[BRIEF] Please report how many lines of the data include the word "icon", with the number as the entire reply.

[DATASET]
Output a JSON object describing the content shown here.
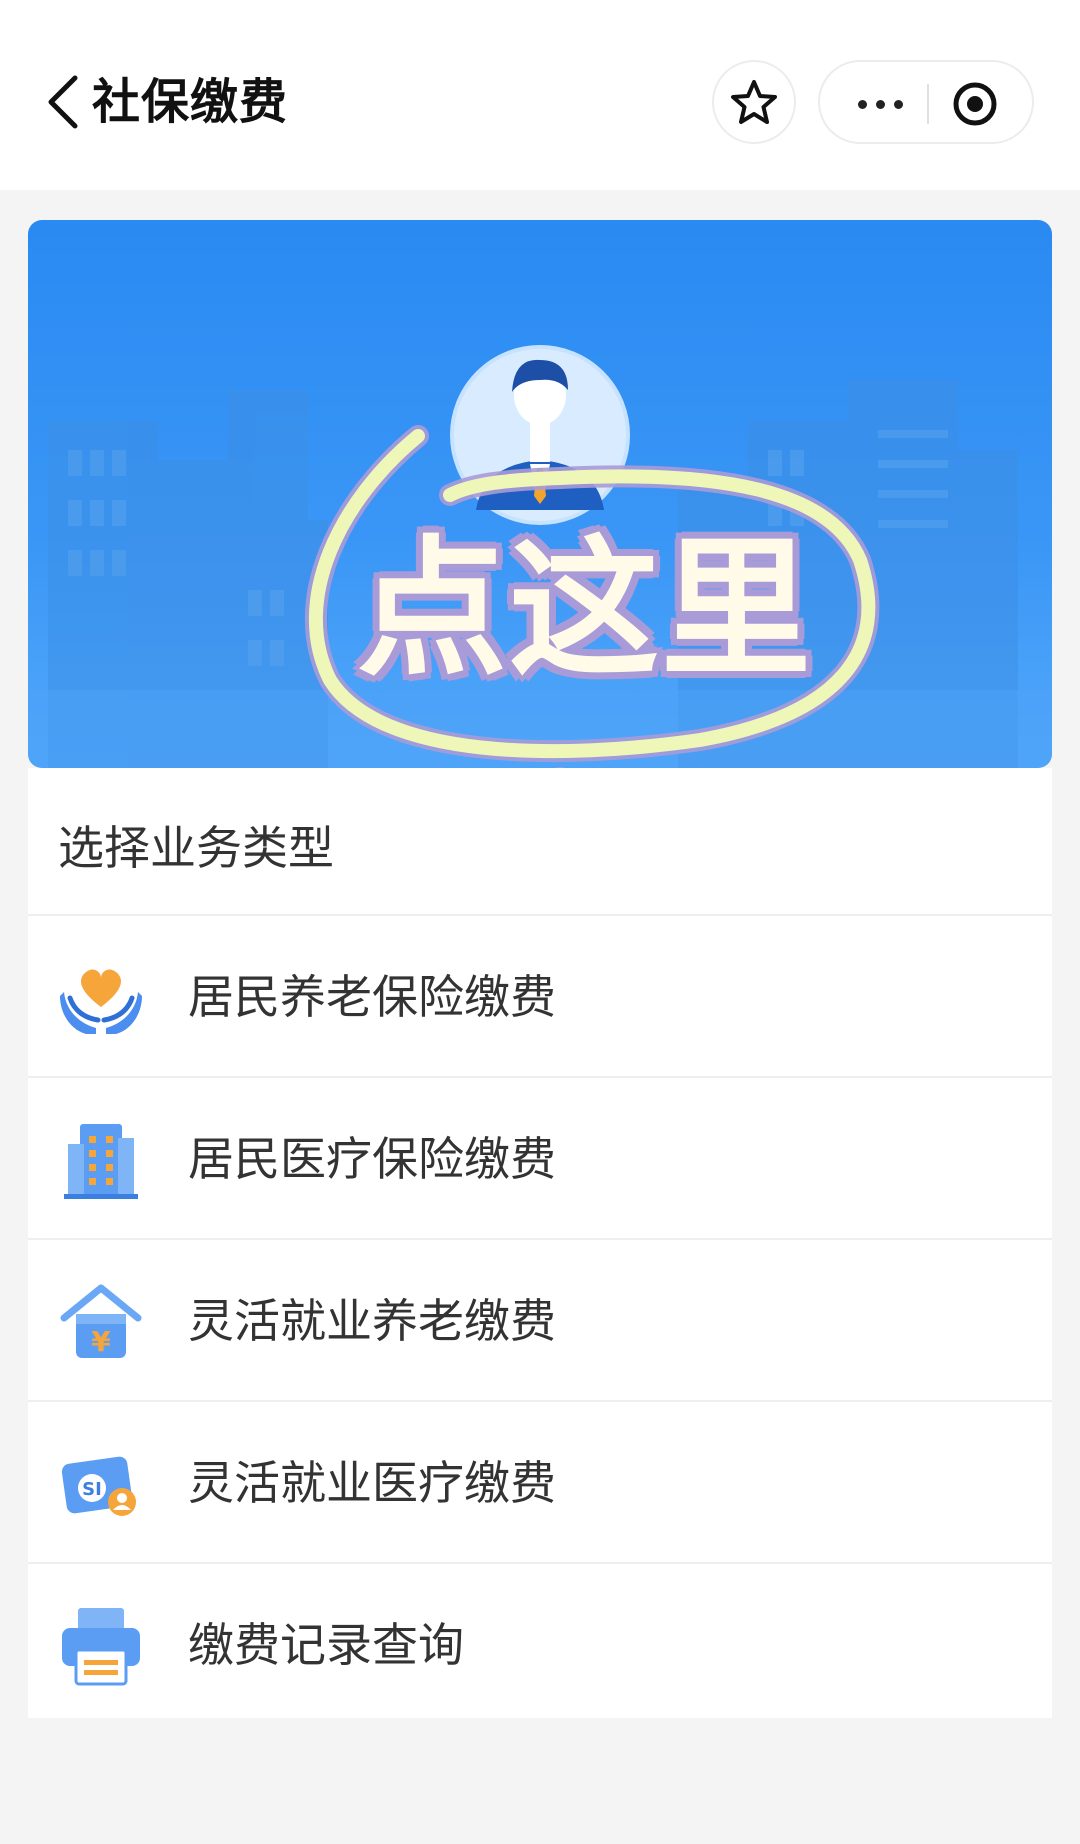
{
  "header": {
    "title": "社保缴费",
    "back_icon": "chevron-left-icon",
    "favorite_icon": "star-icon",
    "more_icon": "more-dots-icon",
    "close_icon": "target-icon"
  },
  "banner": {
    "primary_color": "#2a8af2",
    "avatar_icon": "person-avatar-icon"
  },
  "annotation": {
    "text": "点这里",
    "color": "#eef7b8"
  },
  "section": {
    "title": "选择业务类型"
  },
  "menu": {
    "items": [
      {
        "label": "居民养老保险缴费",
        "icon": "heart-hands-icon"
      },
      {
        "label": "居民医疗保险缴费",
        "icon": "building-icon"
      },
      {
        "label": "灵活就业养老缴费",
        "icon": "house-yuan-icon"
      },
      {
        "label": "灵活就业医疗缴费",
        "icon": "social-security-card-icon"
      },
      {
        "label": "缴费记录查询",
        "icon": "printer-icon"
      }
    ]
  }
}
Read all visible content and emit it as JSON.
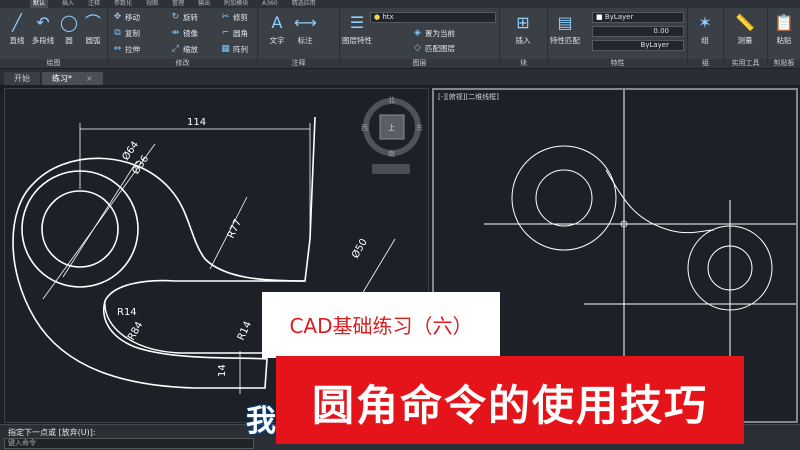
{
  "ribbon": {
    "tabs": [
      "默认",
      "插入",
      "注释",
      "参数化",
      "视图",
      "管理",
      "输出",
      "附加模块",
      "A360",
      "精选应用"
    ],
    "draw": {
      "label": "绘图",
      "tools": [
        "直线",
        "多段线",
        "圆",
        "圆弧"
      ]
    },
    "modify": {
      "label": "修改",
      "tools": [
        "移动",
        "旋转",
        "修剪",
        "复制",
        "镜像",
        "圆角",
        "拉伸",
        "缩放",
        "阵列"
      ]
    },
    "annotation": {
      "label": "注释",
      "tools": [
        "文字",
        "标注"
      ]
    },
    "layers": {
      "label": "图层",
      "tools": [
        "图层特性",
        "置为当前",
        "匹配图层"
      ],
      "current_layer": "htx"
    },
    "block": {
      "label": "块",
      "tools": [
        "插入"
      ]
    },
    "properties": {
      "label": "特性",
      "tools": [
        "特性匹配"
      ],
      "color": "ByLayer",
      "lineweight": "0.00",
      "linetype": "ByLayer"
    },
    "groups": {
      "label": "组",
      "tools": [
        "组"
      ]
    },
    "utilities": {
      "label": "实用工具",
      "tools": [
        "测量"
      ]
    },
    "clipboard": {
      "label": "剪贴板",
      "tools": [
        "粘贴"
      ]
    }
  },
  "doc_tabs": [
    "开始",
    "练习*"
  ],
  "viewport_left": {
    "dimensions": [
      "114",
      "Ø64",
      "Ø36",
      "R77",
      "Ø50",
      "R14",
      "R84",
      "R14",
      "14"
    ],
    "viewcube": {
      "north": "北",
      "south": "南",
      "west": "西",
      "east": "东",
      "top": "上"
    }
  },
  "viewport_right": {
    "label": "[-][俯视][二维线框]"
  },
  "command_line": {
    "prompt": "指定下一点或 [放弃(U)]:",
    "placeholder": "键入命令"
  },
  "overlay": {
    "subtitle": "CAD基础练习（六）",
    "title": "圆角命令的使用技巧",
    "caption_fragment": "我"
  },
  "colors": {
    "accent_red": "#e4141a",
    "subtitle_red": "#d81e1e",
    "canvas": "#1d2127"
  }
}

[SOLUTION FOR THIS TASK] 10